**Your task:** The records below are to be quoted in full; please keep every word exact.

*** Opening of Entries shown ***

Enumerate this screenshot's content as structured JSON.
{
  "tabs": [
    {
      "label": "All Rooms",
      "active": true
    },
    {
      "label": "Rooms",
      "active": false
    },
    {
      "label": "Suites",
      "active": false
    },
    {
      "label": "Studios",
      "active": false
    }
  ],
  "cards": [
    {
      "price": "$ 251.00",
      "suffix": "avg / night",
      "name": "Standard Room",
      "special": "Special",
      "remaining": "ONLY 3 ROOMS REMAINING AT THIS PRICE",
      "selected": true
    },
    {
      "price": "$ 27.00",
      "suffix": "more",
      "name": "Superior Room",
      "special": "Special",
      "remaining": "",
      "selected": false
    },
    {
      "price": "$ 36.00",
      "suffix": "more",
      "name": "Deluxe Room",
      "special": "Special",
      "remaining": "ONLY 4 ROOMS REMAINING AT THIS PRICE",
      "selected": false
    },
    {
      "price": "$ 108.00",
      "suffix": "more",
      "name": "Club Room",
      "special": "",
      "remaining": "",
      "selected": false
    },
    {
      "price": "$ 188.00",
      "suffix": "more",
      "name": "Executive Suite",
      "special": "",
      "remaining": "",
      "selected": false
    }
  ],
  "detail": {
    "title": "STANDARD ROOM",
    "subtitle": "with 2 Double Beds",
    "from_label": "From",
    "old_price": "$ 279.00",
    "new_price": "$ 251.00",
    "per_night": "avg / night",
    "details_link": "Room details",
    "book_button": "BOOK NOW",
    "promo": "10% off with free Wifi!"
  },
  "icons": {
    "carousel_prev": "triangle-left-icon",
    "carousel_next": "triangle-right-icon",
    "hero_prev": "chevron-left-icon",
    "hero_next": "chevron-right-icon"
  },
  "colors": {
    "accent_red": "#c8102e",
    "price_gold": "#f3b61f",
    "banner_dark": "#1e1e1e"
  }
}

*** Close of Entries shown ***

**Reply:**
Enumerate this screenshot's content as structured JSON.
{
  "tabs": [
    {
      "label": "All Rooms",
      "active": true
    },
    {
      "label": "Rooms",
      "active": false
    },
    {
      "label": "Suites",
      "active": false
    },
    {
      "label": "Studios",
      "active": false
    }
  ],
  "cards": [
    {
      "price": "$ 251.00",
      "suffix": "avg / night",
      "name": "Standard Room",
      "special": "Special",
      "remaining": "ONLY 3 ROOMS REMAINING AT THIS PRICE",
      "selected": true
    },
    {
      "price": "$ 27.00",
      "suffix": "more",
      "name": "Superior Room",
      "special": "Special",
      "remaining": "",
      "selected": false
    },
    {
      "price": "$ 36.00",
      "suffix": "more",
      "name": "Deluxe Room",
      "special": "Special",
      "remaining": "ONLY 4 ROOMS REMAINING AT THIS PRICE",
      "selected": false
    },
    {
      "price": "$ 108.00",
      "suffix": "more",
      "name": "Club Room",
      "special": "",
      "remaining": "",
      "selected": false
    },
    {
      "price": "$ 188.00",
      "suffix": "more",
      "name": "Executive Suite",
      "special": "",
      "remaining": "",
      "selected": false
    }
  ],
  "detail": {
    "title": "STANDARD ROOM",
    "subtitle": "with 2 Double Beds",
    "from_label": "From",
    "old_price": "$ 279.00",
    "new_price": "$ 251.00",
    "per_night": "avg / night",
    "details_link": "Room details",
    "book_button": "BOOK NOW",
    "promo": "10% off with free Wifi!"
  },
  "icons": {
    "carousel_prev": "triangle-left-icon",
    "carousel_next": "triangle-right-icon",
    "hero_prev": "chevron-left-icon",
    "hero_next": "chevron-right-icon"
  },
  "colors": {
    "accent_red": "#c8102e",
    "price_gold": "#f3b61f",
    "banner_dark": "#1e1e1e"
  }
}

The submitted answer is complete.